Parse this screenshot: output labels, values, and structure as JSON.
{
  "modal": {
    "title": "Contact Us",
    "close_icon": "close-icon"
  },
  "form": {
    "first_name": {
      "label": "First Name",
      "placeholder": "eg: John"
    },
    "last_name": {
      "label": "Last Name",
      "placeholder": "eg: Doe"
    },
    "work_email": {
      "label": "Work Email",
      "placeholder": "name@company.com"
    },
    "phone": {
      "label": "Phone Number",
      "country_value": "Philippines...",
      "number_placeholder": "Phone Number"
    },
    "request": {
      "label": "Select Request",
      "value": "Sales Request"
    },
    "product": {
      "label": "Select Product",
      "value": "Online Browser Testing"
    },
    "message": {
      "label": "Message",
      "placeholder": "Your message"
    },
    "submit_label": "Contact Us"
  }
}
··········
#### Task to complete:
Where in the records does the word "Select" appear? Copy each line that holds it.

#### Solved problem:
      "label": "Select Request",
      "label": "Select Product",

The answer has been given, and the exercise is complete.